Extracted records
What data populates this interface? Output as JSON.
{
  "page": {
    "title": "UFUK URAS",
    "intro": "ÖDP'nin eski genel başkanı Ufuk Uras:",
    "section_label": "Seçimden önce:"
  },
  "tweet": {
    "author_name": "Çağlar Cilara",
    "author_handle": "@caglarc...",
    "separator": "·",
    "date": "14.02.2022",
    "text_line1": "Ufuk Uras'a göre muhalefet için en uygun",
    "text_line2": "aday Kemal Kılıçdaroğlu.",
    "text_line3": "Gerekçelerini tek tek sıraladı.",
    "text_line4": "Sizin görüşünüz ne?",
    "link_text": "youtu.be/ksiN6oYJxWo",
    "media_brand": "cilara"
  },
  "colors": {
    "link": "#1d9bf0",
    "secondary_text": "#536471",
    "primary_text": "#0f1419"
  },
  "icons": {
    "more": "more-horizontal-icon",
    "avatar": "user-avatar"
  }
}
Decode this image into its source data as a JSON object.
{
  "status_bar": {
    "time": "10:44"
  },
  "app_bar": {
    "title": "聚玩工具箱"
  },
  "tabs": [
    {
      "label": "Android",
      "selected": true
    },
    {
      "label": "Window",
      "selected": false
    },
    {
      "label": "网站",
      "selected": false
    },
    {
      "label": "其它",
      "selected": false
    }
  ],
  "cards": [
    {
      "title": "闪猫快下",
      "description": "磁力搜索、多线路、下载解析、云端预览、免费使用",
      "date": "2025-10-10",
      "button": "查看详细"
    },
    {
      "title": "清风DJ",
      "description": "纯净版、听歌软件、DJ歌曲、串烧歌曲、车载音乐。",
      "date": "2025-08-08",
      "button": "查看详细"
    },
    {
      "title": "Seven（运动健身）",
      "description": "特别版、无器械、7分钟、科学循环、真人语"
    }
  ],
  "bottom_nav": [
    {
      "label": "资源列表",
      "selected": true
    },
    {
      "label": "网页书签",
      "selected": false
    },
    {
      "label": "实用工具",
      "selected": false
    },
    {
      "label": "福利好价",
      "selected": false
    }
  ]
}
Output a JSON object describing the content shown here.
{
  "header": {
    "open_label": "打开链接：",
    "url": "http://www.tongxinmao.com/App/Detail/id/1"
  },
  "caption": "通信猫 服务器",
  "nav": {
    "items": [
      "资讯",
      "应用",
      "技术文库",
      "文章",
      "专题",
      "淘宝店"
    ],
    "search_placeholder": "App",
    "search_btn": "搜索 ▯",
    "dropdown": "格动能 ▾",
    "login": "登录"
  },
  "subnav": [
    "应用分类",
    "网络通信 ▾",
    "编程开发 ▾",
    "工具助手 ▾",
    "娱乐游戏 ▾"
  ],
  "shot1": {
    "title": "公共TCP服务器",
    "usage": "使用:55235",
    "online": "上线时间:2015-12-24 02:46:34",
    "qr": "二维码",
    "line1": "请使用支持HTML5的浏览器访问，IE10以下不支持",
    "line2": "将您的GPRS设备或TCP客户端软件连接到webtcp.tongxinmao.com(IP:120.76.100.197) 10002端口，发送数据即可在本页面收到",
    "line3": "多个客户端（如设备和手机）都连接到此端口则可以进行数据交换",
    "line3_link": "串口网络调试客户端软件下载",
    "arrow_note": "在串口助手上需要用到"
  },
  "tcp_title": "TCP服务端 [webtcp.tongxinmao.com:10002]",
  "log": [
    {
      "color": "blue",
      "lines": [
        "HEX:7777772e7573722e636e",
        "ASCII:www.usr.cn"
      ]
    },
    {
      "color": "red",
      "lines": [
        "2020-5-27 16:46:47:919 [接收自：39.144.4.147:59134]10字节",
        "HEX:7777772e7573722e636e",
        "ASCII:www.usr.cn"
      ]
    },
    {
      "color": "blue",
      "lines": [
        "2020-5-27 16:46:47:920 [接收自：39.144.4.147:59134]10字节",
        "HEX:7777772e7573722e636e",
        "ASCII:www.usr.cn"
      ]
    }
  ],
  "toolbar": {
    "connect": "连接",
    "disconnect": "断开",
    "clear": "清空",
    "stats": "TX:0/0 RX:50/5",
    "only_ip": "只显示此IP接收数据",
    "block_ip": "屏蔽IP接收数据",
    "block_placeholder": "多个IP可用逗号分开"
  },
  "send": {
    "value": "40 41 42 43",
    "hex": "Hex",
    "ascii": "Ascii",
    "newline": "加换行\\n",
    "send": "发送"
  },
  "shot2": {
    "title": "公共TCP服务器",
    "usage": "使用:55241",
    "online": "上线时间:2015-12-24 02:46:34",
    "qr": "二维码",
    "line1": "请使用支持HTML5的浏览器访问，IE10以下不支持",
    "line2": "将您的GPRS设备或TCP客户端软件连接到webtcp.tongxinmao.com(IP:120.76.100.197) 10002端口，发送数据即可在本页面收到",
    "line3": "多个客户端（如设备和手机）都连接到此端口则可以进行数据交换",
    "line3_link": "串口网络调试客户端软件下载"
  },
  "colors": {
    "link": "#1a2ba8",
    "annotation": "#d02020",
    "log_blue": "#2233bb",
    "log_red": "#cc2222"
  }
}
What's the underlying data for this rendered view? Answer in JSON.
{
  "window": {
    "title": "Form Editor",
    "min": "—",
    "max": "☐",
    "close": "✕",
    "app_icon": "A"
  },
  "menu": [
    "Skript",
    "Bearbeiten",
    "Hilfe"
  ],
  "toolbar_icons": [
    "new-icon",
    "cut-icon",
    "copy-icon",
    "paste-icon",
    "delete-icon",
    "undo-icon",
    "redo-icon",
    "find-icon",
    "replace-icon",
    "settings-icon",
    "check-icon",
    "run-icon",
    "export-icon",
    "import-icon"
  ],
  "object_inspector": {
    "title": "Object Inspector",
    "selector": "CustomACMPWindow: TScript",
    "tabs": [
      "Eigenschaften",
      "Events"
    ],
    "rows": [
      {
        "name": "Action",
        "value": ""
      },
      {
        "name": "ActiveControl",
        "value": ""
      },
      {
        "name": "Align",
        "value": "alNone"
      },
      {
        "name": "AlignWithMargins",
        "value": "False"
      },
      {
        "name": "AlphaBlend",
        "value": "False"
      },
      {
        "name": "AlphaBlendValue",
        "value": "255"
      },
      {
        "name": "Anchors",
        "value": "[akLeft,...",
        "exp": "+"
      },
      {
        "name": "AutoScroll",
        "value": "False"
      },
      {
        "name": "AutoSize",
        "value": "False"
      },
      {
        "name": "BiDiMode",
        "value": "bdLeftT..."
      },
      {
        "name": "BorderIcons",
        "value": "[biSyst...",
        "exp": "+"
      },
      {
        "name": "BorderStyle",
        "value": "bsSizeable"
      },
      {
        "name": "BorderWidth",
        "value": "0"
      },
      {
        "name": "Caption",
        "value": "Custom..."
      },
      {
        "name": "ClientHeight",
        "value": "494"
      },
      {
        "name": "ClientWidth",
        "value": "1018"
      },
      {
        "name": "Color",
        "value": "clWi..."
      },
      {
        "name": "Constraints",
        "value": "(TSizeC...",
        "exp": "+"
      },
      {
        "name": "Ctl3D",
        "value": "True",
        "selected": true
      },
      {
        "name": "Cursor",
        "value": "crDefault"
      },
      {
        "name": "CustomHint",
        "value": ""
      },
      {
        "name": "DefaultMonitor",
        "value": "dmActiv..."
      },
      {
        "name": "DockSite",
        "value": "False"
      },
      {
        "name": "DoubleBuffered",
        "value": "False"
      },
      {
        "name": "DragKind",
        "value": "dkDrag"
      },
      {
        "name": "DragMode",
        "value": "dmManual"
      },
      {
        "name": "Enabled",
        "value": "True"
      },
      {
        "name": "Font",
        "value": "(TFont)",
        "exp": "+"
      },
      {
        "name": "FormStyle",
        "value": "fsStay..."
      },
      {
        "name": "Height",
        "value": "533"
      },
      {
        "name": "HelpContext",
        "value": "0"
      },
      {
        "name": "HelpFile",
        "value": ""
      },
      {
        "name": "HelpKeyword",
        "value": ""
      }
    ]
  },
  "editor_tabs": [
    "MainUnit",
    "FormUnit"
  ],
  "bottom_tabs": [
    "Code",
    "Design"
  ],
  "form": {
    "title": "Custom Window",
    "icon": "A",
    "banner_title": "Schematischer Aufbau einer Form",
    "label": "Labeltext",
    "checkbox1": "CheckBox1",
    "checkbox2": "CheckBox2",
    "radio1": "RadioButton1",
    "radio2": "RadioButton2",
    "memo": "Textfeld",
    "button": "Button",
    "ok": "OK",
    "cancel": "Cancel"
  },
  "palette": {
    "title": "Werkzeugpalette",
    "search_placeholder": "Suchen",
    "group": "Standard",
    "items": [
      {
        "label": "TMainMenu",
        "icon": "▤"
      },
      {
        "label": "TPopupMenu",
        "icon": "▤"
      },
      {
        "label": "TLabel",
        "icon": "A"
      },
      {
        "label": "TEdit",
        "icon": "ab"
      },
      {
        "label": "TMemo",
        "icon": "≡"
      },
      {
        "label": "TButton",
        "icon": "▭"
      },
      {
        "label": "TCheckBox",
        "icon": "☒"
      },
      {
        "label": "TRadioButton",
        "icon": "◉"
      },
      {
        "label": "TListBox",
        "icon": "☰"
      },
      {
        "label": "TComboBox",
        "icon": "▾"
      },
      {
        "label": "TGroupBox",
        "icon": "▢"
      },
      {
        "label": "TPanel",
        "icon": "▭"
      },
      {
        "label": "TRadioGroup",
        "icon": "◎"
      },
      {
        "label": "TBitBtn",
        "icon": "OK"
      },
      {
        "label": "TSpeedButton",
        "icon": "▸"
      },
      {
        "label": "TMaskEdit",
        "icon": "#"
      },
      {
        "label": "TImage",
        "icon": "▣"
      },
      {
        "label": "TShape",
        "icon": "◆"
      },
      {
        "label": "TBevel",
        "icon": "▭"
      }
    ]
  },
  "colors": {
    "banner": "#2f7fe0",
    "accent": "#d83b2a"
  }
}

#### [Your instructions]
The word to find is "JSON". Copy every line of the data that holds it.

#### [Answer to the exercise]
What data populates this interface? Output as JSON.
Decode this image into its source data as a JSON object.
Output a JSON object describing the content shown here.
What's the underlying data for this rendered view? Answer in JSON.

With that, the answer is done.